Slow drains can be especially frustrating since the drain still works, albeit slowly. Many homeowners ignore a slow drain while hoping the problem solves itself. This can be a major mistake since a slowly moving drain can put stresses on the joints in the pipes, causing a slow leak somewhere in the plumbing. Knowing the causes of a slow drain can help you avoid problems and know when to call a plumber.
Biofilm is often the culprit in bathroom sink and tub drains. Biofilm is a slimy substance consisting of soap scum, dead skin, hair, and bacterial colonies living on and feasting on the above. Using hair catchers or screening the drains can cut down on some biofilm buildup, since it traps the hair so you can remove it before it gets into the drain. Yet some buildup can still occur even without hair in the drain. Periodic drain cleaning is the answer. You can simply poor boiling water down the drains weekly to melt away any collect soap scum or developing bacterial colonies. This is a good way to maintain clean drains. If the drains are already clogged with biofilm, then you will need to have them cleared before this maintenance will have a major effect.

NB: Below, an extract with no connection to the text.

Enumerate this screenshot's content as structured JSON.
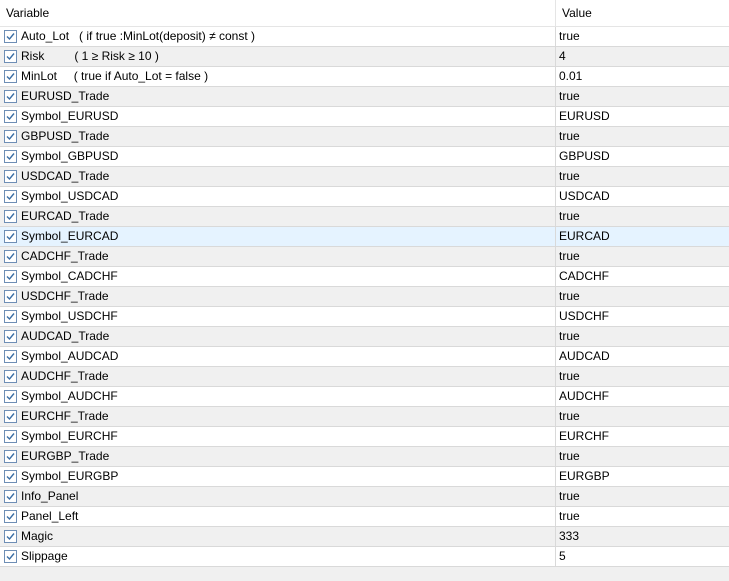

Every sink drain has a trap, which is usually called a J-trap or P-trap. This is the oddly curved pipe that dips down below your sink. It is there to trap a small amount of water so that sewage gas can't come up the drain. Sometimes food or other debris gets stuck in the trap, though, which makes the water drain more slowly. You can clean out your own trap with the help of a plumber's wrench and a bucket. Place the bucket beneath the trap and then use the wrench to loosen the rings holding the trap pipe in place. Remove the pipe and clean out any debris, then replace it. Run water through the drain, leaving the bucket in place, and make sure the joints are tightened enough to prevent leaks.
Stuck garbage disposal
On sinks with a garbage disposal a stuck or poorly grinding disposal can slow the drain. You can try to clear the items affecting the disposal with an Allen wrench. Locate the hex nut on the bottom of the disposal unit. Using the Allen wrench, turn it counterclockwise slowly to break through the clog. Once the wrench turns freely the disposal should run properly and the drain should work better.
For more help, contact a plumber in your area
When was the last time you realized that you had a serious plumbing problem? About a month ago, I knew that I had to make some big changes, so I began talking with different plumbers about getting the job done. I told them that I wanted to replace the bathtub in the bathroom and the sink and faucet in the kitchen, and they took my requests in stride. Before I knew it, my entire home was updated and I felt great about the work. I wanted to start this blog to help other people to learn more about plumbing and repair.